→ PROBLEM STATEMENT
Exclude any images and output the remaining records exactly.

→ DATASET RECORDS
★ ★ ★

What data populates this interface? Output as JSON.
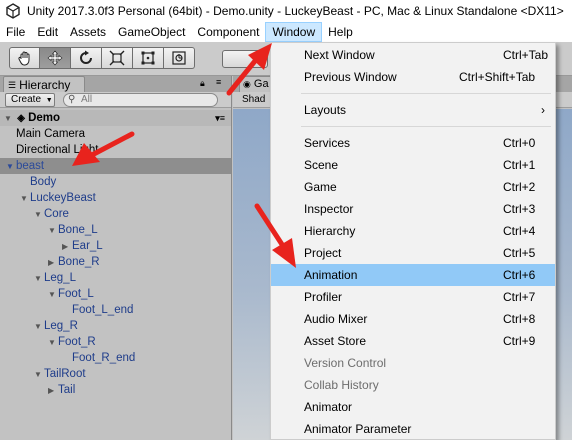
{
  "window": {
    "title": "Unity 2017.3.0f3 Personal (64bit) - Demo.unity - LuckeyBeast - PC, Mac & Linux Standalone <DX11>"
  },
  "menubar": {
    "items": [
      "File",
      "Edit",
      "Assets",
      "GameObject",
      "Component",
      "Window",
      "Help"
    ]
  },
  "toolbar": {
    "tools": [
      "hand-tool",
      "move-tool",
      "rotate-tool",
      "scale-tool",
      "rect-tool",
      "transform-tool"
    ],
    "active_tool": "move-tool"
  },
  "hierarchy": {
    "tab_label": "Hierarchy",
    "create_label": "Create",
    "search_placeholder": "All",
    "scene_name": "Demo",
    "items": [
      {
        "label": "Main Camera",
        "depth": 1,
        "arrow": "",
        "color": "black"
      },
      {
        "label": "Directional Light",
        "depth": 1,
        "arrow": "",
        "color": "black"
      },
      {
        "label": "beast",
        "depth": 1,
        "arrow": "down",
        "color": "blue",
        "selected": true
      },
      {
        "label": "Body",
        "depth": 2,
        "arrow": "",
        "color": "blue"
      },
      {
        "label": "LuckeyBeast",
        "depth": 2,
        "arrow": "down",
        "color": "blue"
      },
      {
        "label": "Core",
        "depth": 3,
        "arrow": "down",
        "color": "blue"
      },
      {
        "label": "Bone_L",
        "depth": 4,
        "arrow": "down",
        "color": "blue"
      },
      {
        "label": "Ear_L",
        "depth": 5,
        "arrow": "right",
        "color": "blue"
      },
      {
        "label": "Bone_R",
        "depth": 4,
        "arrow": "right",
        "color": "blue"
      },
      {
        "label": "Leg_L",
        "depth": 3,
        "arrow": "down",
        "color": "blue"
      },
      {
        "label": "Foot_L",
        "depth": 4,
        "arrow": "down",
        "color": "blue"
      },
      {
        "label": "Foot_L_end",
        "depth": 5,
        "arrow": "",
        "color": "blue"
      },
      {
        "label": "Leg_R",
        "depth": 3,
        "arrow": "down",
        "color": "blue"
      },
      {
        "label": "Foot_R",
        "depth": 4,
        "arrow": "down",
        "color": "blue"
      },
      {
        "label": "Foot_R_end",
        "depth": 5,
        "arrow": "",
        "color": "blue"
      },
      {
        "label": "TailRoot",
        "depth": 3,
        "arrow": "down",
        "color": "blue"
      },
      {
        "label": "Tail",
        "depth": 4,
        "arrow": "right",
        "color": "blue"
      }
    ]
  },
  "scene_panel": {
    "tab_label": "Ga",
    "shading_label": "Shad"
  },
  "window_menu": {
    "items": [
      {
        "label": "Next Window",
        "shortcut": "Ctrl+Tab"
      },
      {
        "label": "Previous Window",
        "shortcut": "Ctrl+Shift+Tab"
      },
      {
        "separator": true
      },
      {
        "label": "Layouts",
        "submenu": true
      },
      {
        "separator": true
      },
      {
        "label": "Services",
        "shortcut": "Ctrl+0"
      },
      {
        "label": "Scene",
        "shortcut": "Ctrl+1"
      },
      {
        "label": "Game",
        "shortcut": "Ctrl+2"
      },
      {
        "label": "Inspector",
        "shortcut": "Ctrl+3"
      },
      {
        "label": "Hierarchy",
        "shortcut": "Ctrl+4"
      },
      {
        "label": "Project",
        "shortcut": "Ctrl+5"
      },
      {
        "label": "Animation",
        "shortcut": "Ctrl+6",
        "highlighted": true
      },
      {
        "label": "Profiler",
        "shortcut": "Ctrl+7"
      },
      {
        "label": "Audio Mixer",
        "shortcut": "Ctrl+8"
      },
      {
        "label": "Asset Store",
        "shortcut": "Ctrl+9"
      },
      {
        "label": "Version Control",
        "disabled": true
      },
      {
        "label": "Collab History",
        "disabled": true
      },
      {
        "label": "Animator"
      },
      {
        "label": "Animator Parameter"
      }
    ]
  },
  "annotations": {
    "arrow_color": "#e8231d"
  }
}
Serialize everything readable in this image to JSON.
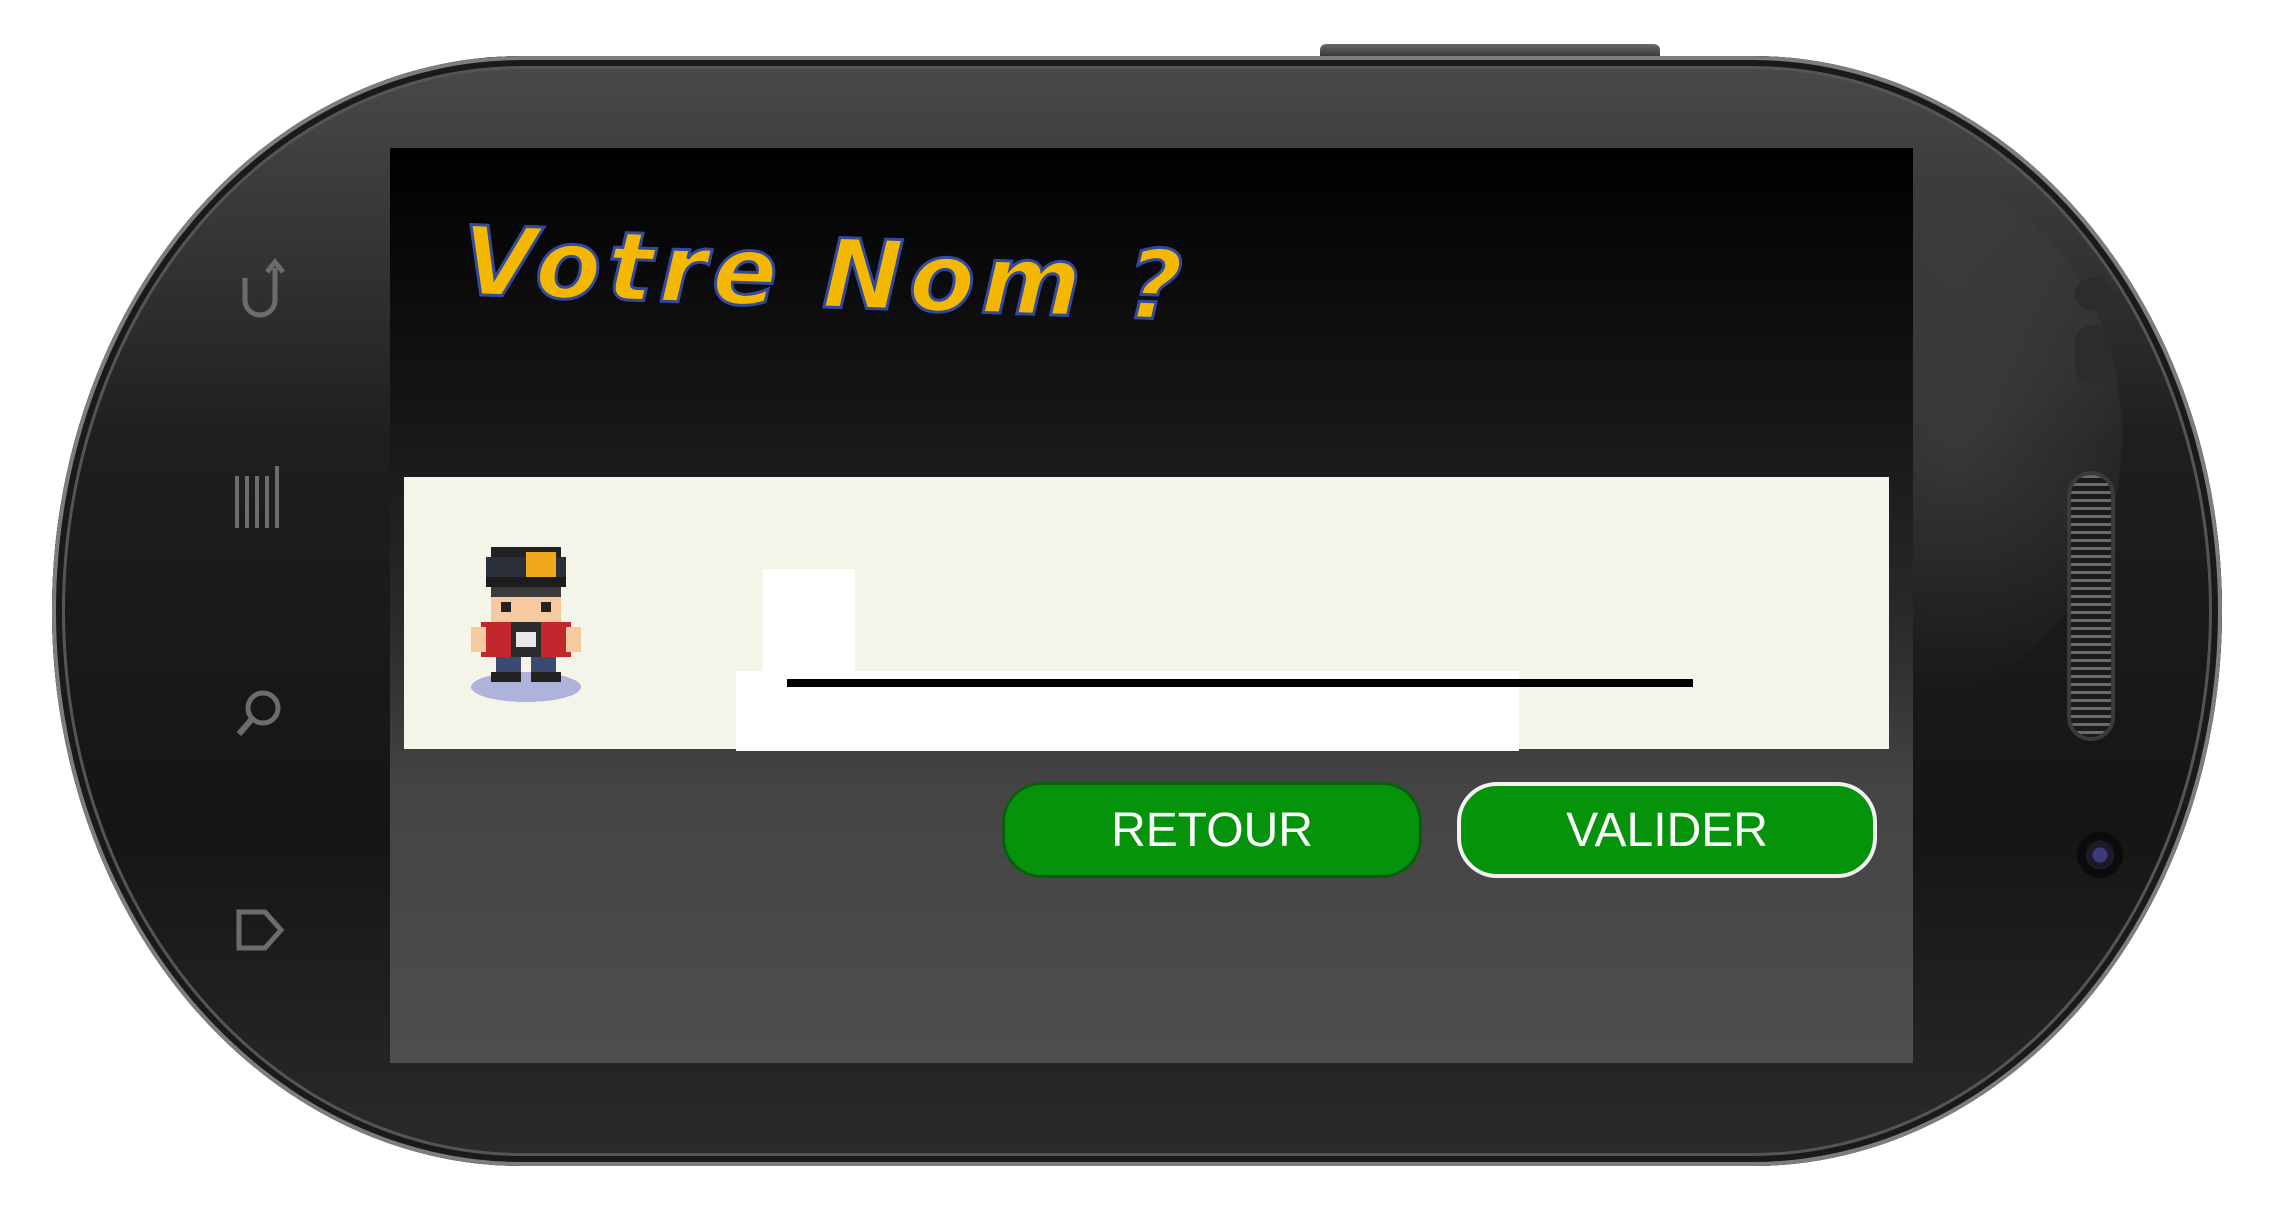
{
  "device": {
    "nav_keys": [
      "back-icon",
      "menu-icon",
      "search-icon",
      "home-icon"
    ]
  },
  "screen": {
    "title": "Votre Nom ?",
    "title_color": "#f5b800",
    "title_outline_color": "#2f4a9e",
    "name_input": {
      "value": "",
      "placeholder": ""
    },
    "avatar": "trainer-sprite",
    "buttons": {
      "back_label": "RETOUR",
      "validate_label": "VALIDER",
      "button_color": "#05930b"
    }
  }
}
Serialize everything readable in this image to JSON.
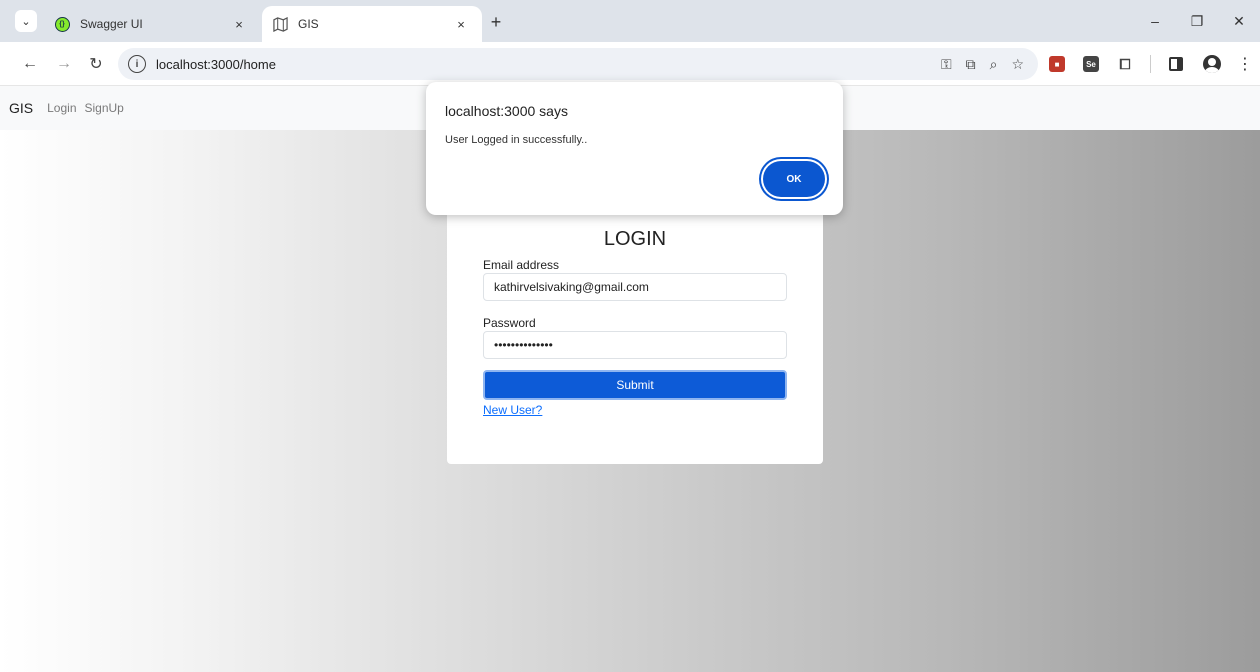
{
  "browser": {
    "tabs": [
      {
        "title": "Swagger UI",
        "icon": "swagger-icon",
        "active": false
      },
      {
        "title": "GIS",
        "icon": "map-icon",
        "active": true
      }
    ],
    "tab_close_glyph": "×",
    "new_tab_glyph": "+",
    "address": "localhost:3000/home",
    "window_controls": {
      "minimize": "–",
      "restore": "❐",
      "close": "✕"
    }
  },
  "app": {
    "brand": "GIS",
    "nav": [
      {
        "label": "Login"
      },
      {
        "label": "SignUp"
      }
    ]
  },
  "login_form": {
    "title": "LOGIN",
    "email_label": "Email address",
    "email_value": "kathirvelsivaking@gmail.com",
    "password_label": "Password",
    "password_value": "••••••••••••••",
    "submit_label": "Submit",
    "new_user_link": "New User?"
  },
  "alert": {
    "title": "localhost:3000 says",
    "message": "User Logged in successfully..",
    "ok_label": "OK"
  },
  "colors": {
    "primary_button": "#0d5bd7",
    "dialog_ok": "#0b57d0",
    "link": "#0d6efd"
  }
}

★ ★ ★

→ REPLY
What data populates this interface? Output as JSON.
{
  "window": {
    "title": "Unity 2017.3.0f3 Personal (64bit) - Demo.unity - LuckeyBeast - PC, Mac & Linux Standalone <DX11>"
  },
  "menubar": {
    "items": [
      "File",
      "Edit",
      "Assets",
      "GameObject",
      "Component",
      "Window",
      "Help"
    ]
  },
  "toolbar": {
    "tools": [
      "hand-tool",
      "move-tool",
      "rotate-tool",
      "scale-tool",
      "rect-tool",
      "transform-tool"
    ],
    "active_tool": "move-tool"
  },
  "hierarchy": {
    "tab_label": "Hierarchy",
    "create_label": "Create",
    "search_placeholder": "All",
    "scene_name": "Demo",
    "items": [
      {
        "label": "Main Camera",
        "depth": 1,
        "arrow": "",
        "color": "black"
      },
      {
        "label": "Directional Light",
        "depth": 1,
        "arrow": "",
        "color": "black"
      },
      {
        "label": "beast",
        "depth": 1,
        "arrow": "down",
        "color": "blue",
        "selected": true
      },
      {
        "label": "Body",
        "depth": 2,
        "arrow": "",
        "color": "blue"
      },
      {
        "label": "LuckeyBeast",
        "depth": 2,
        "arrow": "down",
        "color": "blue"
      },
      {
        "label": "Core",
        "depth": 3,
        "arrow": "down",
        "color": "blue"
      },
      {
        "label": "Bone_L",
        "depth": 4,
        "arrow": "down",
        "color": "blue"
      },
      {
        "label": "Ear_L",
        "depth": 5,
        "arrow": "right",
        "color": "blue"
      },
      {
        "label": "Bone_R",
        "depth": 4,
        "arrow": "right",
        "color": "blue"
      },
      {
        "label": "Leg_L",
        "depth": 3,
        "arrow": "down",
        "color": "blue"
      },
      {
        "label": "Foot_L",
        "depth": 4,
        "arrow": "down",
        "color": "blue"
      },
      {
        "label": "Foot_L_end",
        "depth": 5,
        "arrow": "",
        "color": "blue"
      },
      {
        "label": "Leg_R",
        "depth": 3,
        "arrow": "down",
        "color": "blue"
      },
      {
        "label": "Foot_R",
        "depth": 4,
        "arrow": "down",
        "color": "blue"
      },
      {
        "label": "Foot_R_end",
        "depth": 5,
        "arrow": "",
        "color": "blue"
      },
      {
        "label": "TailRoot",
        "depth": 3,
        "arrow": "down",
        "color": "blue"
      },
      {
        "label": "Tail",
        "depth": 4,
        "arrow": "right",
        "color": "blue"
      }
    ]
  },
  "scene_panel": {
    "tab_label": "Ga",
    "shading_label": "Shad"
  },
  "window_menu": {
    "items": [
      {
        "label": "Next Window",
        "shortcut": "Ctrl+Tab"
      },
      {
        "label": "Previous Window",
        "shortcut": "Ctrl+Shift+Tab"
      },
      {
        "separator": true
      },
      {
        "label": "Layouts",
        "submenu": true
      },
      {
        "separator": true
      },
      {
        "label": "Services",
        "shortcut": "Ctrl+0"
      },
      {
        "label": "Scene",
        "shortcut": "Ctrl+1"
      },
      {
        "label": "Game",
        "shortcut": "Ctrl+2"
      },
      {
        "label": "Inspector",
        "shortcut": "Ctrl+3"
      },
      {
        "label": "Hierarchy",
        "shortcut": "Ctrl+4"
      },
      {
        "label": "Project",
        "shortcut": "Ctrl+5"
      },
      {
        "label": "Animation",
        "shortcut": "Ctrl+6",
        "highlighted": true
      },
      {
        "label": "Profiler",
        "shortcut": "Ctrl+7"
      },
      {
        "label": "Audio Mixer",
        "shortcut": "Ctrl+8"
      },
      {
        "label": "Asset Store",
        "shortcut": "Ctrl+9"
      },
      {
        "label": "Version Control",
        "disabled": true
      },
      {
        "label": "Collab History",
        "disabled": true
      },
      {
        "label": "Animator"
      },
      {
        "label": "Animator Parameter"
      }
    ]
  },
  "annotations": {
    "arrow_color": "#e8231d"
  }
}
Serialize everything readable in this image to JSON.
{
  "device": {
    "nav_keys": [
      "back-icon",
      "menu-icon",
      "search-icon",
      "home-icon"
    ]
  },
  "screen": {
    "title": "Votre Nom ?",
    "title_color": "#f5b800",
    "title_outline_color": "#2f4a9e",
    "name_input": {
      "value": "",
      "placeholder": ""
    },
    "avatar": "trainer-sprite",
    "buttons": {
      "back_label": "RETOUR",
      "validate_label": "VALIDER",
      "button_color": "#05930b"
    }
  }
}
Serialize everything readable in this image to JSON.
{
  "browser": {
    "tabs": [
      {
        "title": "Swagger UI",
        "icon": "swagger-icon",
        "active": false
      },
      {
        "title": "GIS",
        "icon": "map-icon",
        "active": true
      }
    ],
    "tab_close_glyph": "×",
    "new_tab_glyph": "+",
    "address": "localhost:3000/home",
    "window_controls": {
      "minimize": "–",
      "restore": "❐",
      "close": "✕"
    }
  },
  "app": {
    "brand": "GIS",
    "nav": [
      {
        "label": "Login"
      },
      {
        "label": "SignUp"
      }
    ]
  },
  "login_form": {
    "title": "LOGIN",
    "email_label": "Email address",
    "email_value": "kathirvelsivaking@gmail.com",
    "password_label": "Password",
    "password_value": "••••••••••••••",
    "submit_label": "Submit",
    "new_user_link": "New User?"
  },
  "alert": {
    "title": "localhost:3000 says",
    "message": "User Logged in successfully..",
    "ok_label": "OK"
  },
  "colors": {
    "primary_button": "#0d5bd7",
    "dialog_ok": "#0b57d0",
    "link": "#0d6efd"
  }
}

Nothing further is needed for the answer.